Commentary

Opinion: Scaring up votes in Arizona

Updated:

SAN DIEGO — Arizona Gov. Jan Brewer has figured out at least this much: Mexican drug dealers are, to average folks, much scarier than Mexican dishwashers.

So Brewer, who is running for election, has decided to make one the face of the other — all Mexicans being interchangeable, after all.

And so now, oddly enough, the immigration debate’s Willie Horton is a Mexican drug dealer.

The scare tactics started in April at the ceremony where Brewer signed into law Arizona Senate Bill 1070, a divisive and dishonest piece of legislation that turns local police into posses that go around hunting illegal immigrants based on “reasonable suspicion.” It promotes a form of state vigilantism where people decide that law enforcement isn’t doing its job and so they must take matters into their own hands. 

In signing the bill, Brewer talked about “border-related violence and crime due to illegal immigration” and said Arizonans “cannot sacrifice our safety to the murderous greed of drug cartels” or “stand idly by as drop houses, kidnappings and violence compromise our quality of life.” Nor could they, she said, “delay while the destruction happening south of our international border creeps its way north.”

I know. Speechifying like that makes you want to grab your Winchester.

Later, Brewer doubled down on the drug demagoguery — The Mexican Connection, if you will — during a debate between Republican gubernatorial candidates. She claimed that most illegal immigrants act as drug mules for Mexican cartels. When a reporter asked her to provide the basis of the claim, she really went for broke.

"We all know that the majority of the people that are coming to Arizona and trespassing are now becoming drug mules,” Brewer told the reporter. “They're coming across our borders in huge numbers. The drug cartels have taken control of the immigration... They're breaking the law when they are trespassing and they're criminals when they pack the marijuana and the drugs on their backs.”

When pressed, Brewer acknowledged that many illegal immigrants do come to the United States to look for work but insisted that eventually they “are accosted and they become subjects of the drug cartels.”

Quick. Someone take that shovel out of her hands before she digs herself in any deeper.

Republican Sen. John McCain of Arizona said Brewer is wrong about the drug comments and that he doesn’t believe most illegal immigrants moonlight as drug mules for the cartels.

Ditto for T.J. Bonner, head of the National Border Patrol Council.
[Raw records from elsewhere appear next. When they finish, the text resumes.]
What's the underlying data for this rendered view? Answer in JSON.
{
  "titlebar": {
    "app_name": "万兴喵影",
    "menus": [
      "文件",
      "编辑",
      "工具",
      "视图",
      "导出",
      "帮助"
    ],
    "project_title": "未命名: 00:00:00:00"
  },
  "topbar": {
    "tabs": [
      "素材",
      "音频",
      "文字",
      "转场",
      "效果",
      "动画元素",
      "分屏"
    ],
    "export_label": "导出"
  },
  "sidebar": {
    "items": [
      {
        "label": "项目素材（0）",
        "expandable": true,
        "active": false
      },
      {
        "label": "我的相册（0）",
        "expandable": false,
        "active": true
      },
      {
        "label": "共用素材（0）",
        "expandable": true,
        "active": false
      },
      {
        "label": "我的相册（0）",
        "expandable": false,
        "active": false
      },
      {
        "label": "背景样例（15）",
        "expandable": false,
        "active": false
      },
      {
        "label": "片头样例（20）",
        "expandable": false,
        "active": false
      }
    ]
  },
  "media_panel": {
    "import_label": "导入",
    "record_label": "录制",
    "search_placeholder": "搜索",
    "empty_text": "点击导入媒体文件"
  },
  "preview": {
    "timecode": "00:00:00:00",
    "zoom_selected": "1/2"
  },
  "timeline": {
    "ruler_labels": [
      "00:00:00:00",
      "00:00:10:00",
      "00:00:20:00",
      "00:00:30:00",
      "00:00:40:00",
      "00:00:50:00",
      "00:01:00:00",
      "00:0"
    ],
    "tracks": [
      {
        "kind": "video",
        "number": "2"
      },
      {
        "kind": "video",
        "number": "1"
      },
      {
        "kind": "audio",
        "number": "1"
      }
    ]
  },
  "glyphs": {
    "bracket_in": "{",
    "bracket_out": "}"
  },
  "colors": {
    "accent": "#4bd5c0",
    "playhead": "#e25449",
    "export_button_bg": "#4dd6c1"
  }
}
That is the labor union representing nearly 20,000 border patrol agents, which you’d think would know a thing or two about who is coming across the border and what they’re bringing with them. Bonner told CNN that Brewer's claims are “clearly not the case” and “don't comport with reality.”

I’ll second that. In my many conversations with border patrol agents and supervisors over the last 15 years, I have been thoroughly disabused of any notion that drug smugglers dabble in immigrant smuggling and vice versa. Everyone stays in their lane in the border businesses, so no one loses his head.

It’s true that some illegal immigrants, when discovered, have bags of marijuana or cocaine strapped to their bodies. But “some” is not “most.” Besides, as Bonner pointed out, just because many of these immigrants try to dodge responsibility by claiming they were forced to bring in the drugs by cartels doesn’t make it so. Cartels move large quantities of contraband and they don’t fret over nickels and dimes.

But what do we know? These are just facts and Brewer has no use for those — especially not in the middle of a political campaign.

Back in April, during the signing ceremony for SB1070, Brewer tried to assuage concerns by critics who worried about how the law would be implemented. “I will not tolerate racial discrimination or racial profiling in Arizona,” she said.

Now Brewer is doing a little profiling herself by painting every illegal immigrant in the state as a recovering drug mule for dangerous cartels.

By mixing the apples of the Mexican drug war with the oranges of the public relations war against illegal immigrants being waged by Republican politicians, Brewer hopes to scare up votes and increase public support for every heartless and harebrained idea that she and her GOP colleagues can come up with to make life in Arizona inhospitable for illegal immigrants.

That’s only fair. After all, it’s illegal immigrants who over the last 15 years of building homes, tending gardens, serving food, cleaning homes, cooking meals and tending children helped to make the Grand Canyon State more hospitable for everyone else.

Ruben Navarrette Jr. is a nationally syndicated columnist with the Washington Post Writers Group, a regular commentator for National Public Radio, and a weekly contributor to CNN.com.